Yes, the FBI has access to much of your data. So, don’t think whatever you have in your messaging app is 100% private. Sure, messaging apps claim to protect every information you share, but data privacy matters are tricky. Just watch digital investigations news and ask yourself how the authorities access such private information.
A recent FBI report offers some valid answers. The January 2021 document explains the type of information the FBI can obtain from messaging apps. The fact that the FBI can track you through some of these apps proves that they’re less secure than you think.
What Can the FBI See?
The FBI-released document details nine popular messaging apps: WhatsApp, Signal, iMessage, Wickr, WeChat, Telegram, Viber, Threema, and Line. Below is a rundown of what private data the FBI can obtain from these apps.
WhatsApp is surprisingly insecure despite its strong stance on data protection. The FBI still has limited access to contacts, message content, and blocked contacts even if you use encrypted backups.
There’s little the FBI can obtain from Signal compared to WhatsApp. The investigators can’t access your contact information or message content, but they can tell when you signed up, and the last time you logged in.
Regarding what the FBI can see, iMessage is one of the apps offering the least secure services. Your iCloud backups, sender and receiver data, encryption keys, dates and times, contacts, basic user information, and message content are at risk. The FBI easily extracts the content from iCloud’s default non-encrypted message backups.
The FBI enjoys a considerable degree of access to your Wickr account. They can see all messages, connected phone numbers and addresses, device info, and times and dates.
Message content in WeChat is private for all users. Nevertheless, users in China are more secure than people in other countries. If you own a non-China account, the FBI can access IP addresses, email addresses, numbers, and names.
Although Viber bars the FBI access to messages, it still has some loopholes. The FBI can still access the source, destination, messages’ timestamp, time and date info, IP addresses, and registration data.

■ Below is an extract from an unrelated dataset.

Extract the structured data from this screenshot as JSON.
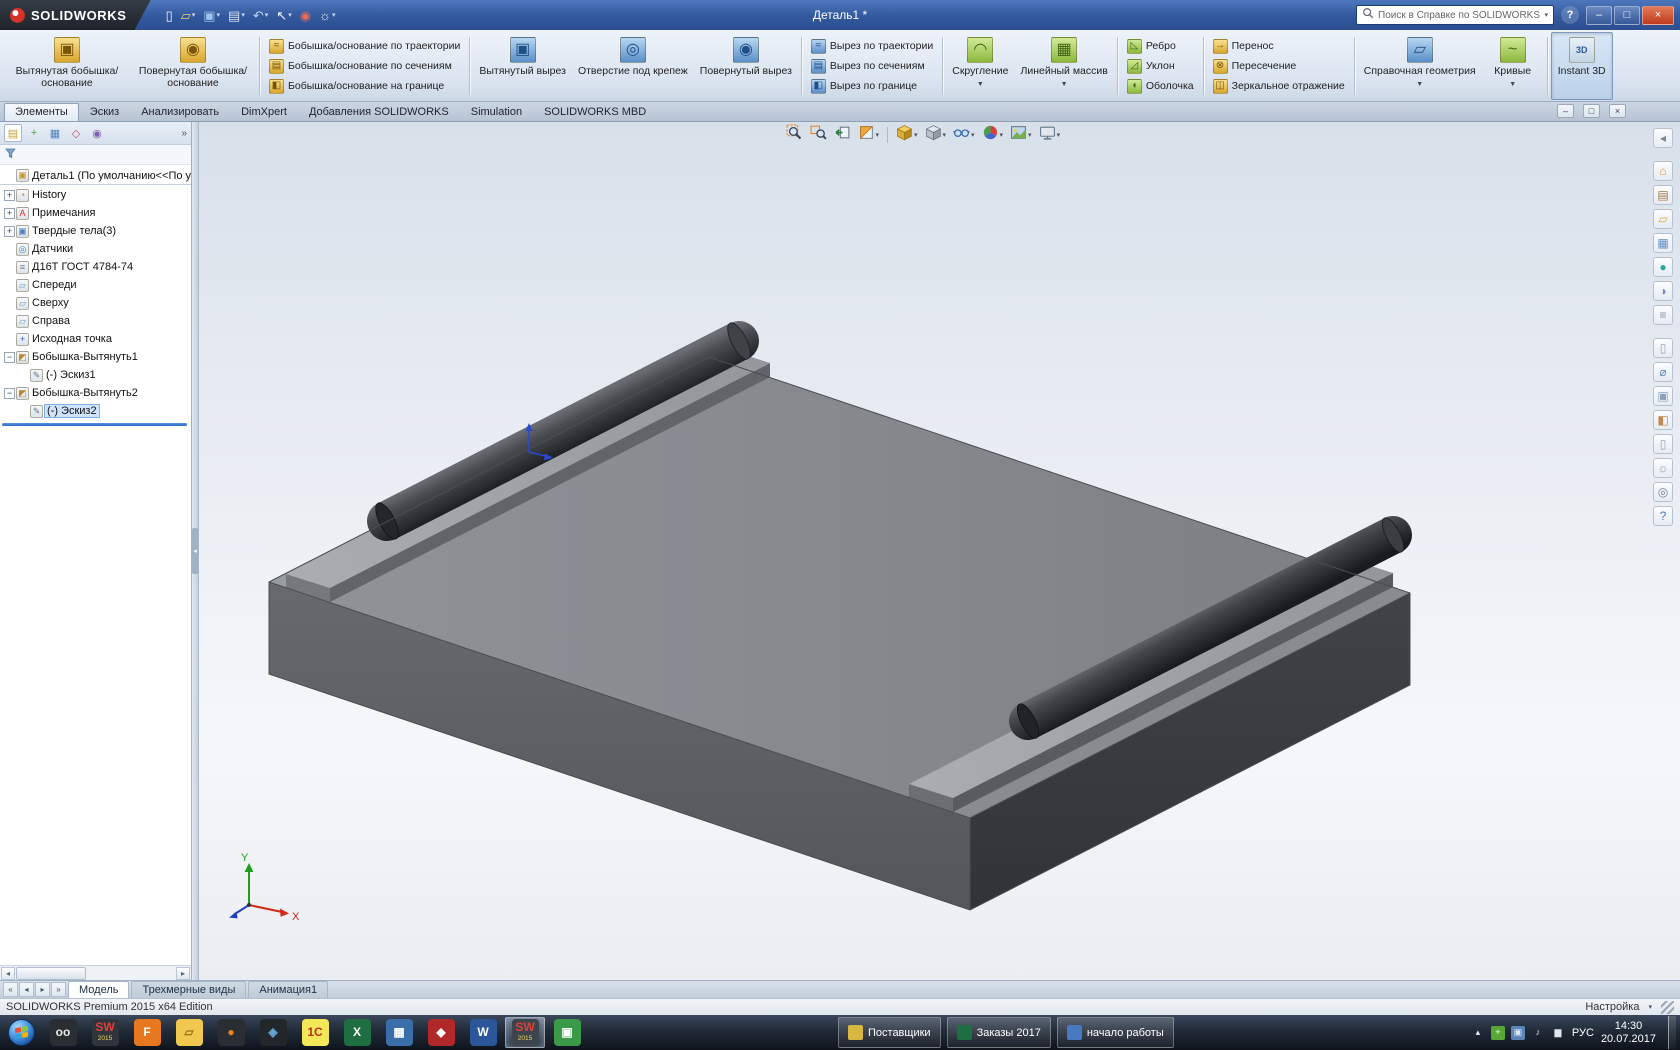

Threema’s relative privacy makes it the only authorized messaging platform for the Swiss army. The platform remains unanswerable to the US Cloud Act, but the FBI can still see all the email addresses, login dates, usage data, and phone numbers you provide.
In addition to message content, the FBI can see email addresses, phone numbers, and names on your Line account.
Enhance Privacy When Using Messaging Apps
It’s worth noting that the FBI can’t use your data without a good reason. Actually, they may need a subpoena or warrant to access any information.
Still, you must take personal measures to ensure your data remains private. Check whether the app complies with Cybersecurity Maturity Model Certification (CMMC) security regulations.
One optional but vital step in these requirements is to activate “end-to-end encryption.” Some apps have this enabled by default, but you should confirm that it’s activated. If you keep it off, you make it easy for prying eyes to see your data.
It’s also wise to disable automatic iCloud backups on your iPhone as Apple hasn’t developed end-to-end encryption for them, exposing you to third parties.
“Secure” Apps May Be Insecure
Most messaging apps claim to be secure, depending on the situation. As records show, even the most private apps sometimes leak data.
Now that you understand the issue better, you should be decisive and keep your data private. Understand the difference across apps remembering that none is 100% private. So, you will want to watch what you write, do, or say online.